* **HOW TO COMPLETE THIS TASK**:
Restate the entries word for word, leaving nothing out.

[Opening DATA TO PROCESS section]

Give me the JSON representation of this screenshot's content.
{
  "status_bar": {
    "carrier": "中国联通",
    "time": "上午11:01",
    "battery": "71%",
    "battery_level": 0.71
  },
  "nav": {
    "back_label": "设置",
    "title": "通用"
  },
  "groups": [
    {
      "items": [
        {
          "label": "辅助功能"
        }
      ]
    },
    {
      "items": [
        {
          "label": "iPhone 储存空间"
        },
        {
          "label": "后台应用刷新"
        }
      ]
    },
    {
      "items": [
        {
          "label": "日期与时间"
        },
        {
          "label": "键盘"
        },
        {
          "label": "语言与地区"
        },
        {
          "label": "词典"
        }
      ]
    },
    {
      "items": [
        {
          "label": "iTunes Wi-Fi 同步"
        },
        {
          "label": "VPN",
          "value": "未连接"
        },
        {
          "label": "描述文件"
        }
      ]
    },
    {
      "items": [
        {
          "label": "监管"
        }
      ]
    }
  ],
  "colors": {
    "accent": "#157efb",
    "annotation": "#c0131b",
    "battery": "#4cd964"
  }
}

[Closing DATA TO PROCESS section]

* **RESULT OF THE TASK**:
Give me the JSON representation of this screenshot's content.
{
  "status_bar": {
    "carrier": "中国联通",
    "time": "上午11:01",
    "battery": "71%",
    "battery_level": 0.71
  },
  "nav": {
    "back_label": "设置",
    "title": "通用"
  },
  "groups": [
    {
      "items": [
        {
          "label": "辅助功能"
        }
      ]
    },
    {
      "items": [
        {
          "label": "iPhone 储存空间"
        },
        {
          "label": "后台应用刷新"
        }
      ]
    },
    {
      "items": [
        {
          "label": "日期与时间"
        },
        {
          "label": "键盘"
        },
        {
          "label": "语言与地区"
        },
        {
          "label": "词典"
        }
      ]
    },
    {
      "items": [
        {
          "label": "iTunes Wi-Fi 同步"
        },
        {
          "label": "VPN",
          "value": "未连接"
        },
        {
          "label": "描述文件"
        }
      ]
    },
    {
      "items": [
        {
          "label": "监管"
        }
      ]
    }
  ],
  "colors": {
    "accent": "#157efb",
    "annotation": "#c0131b",
    "battery": "#4cd964"
  }
}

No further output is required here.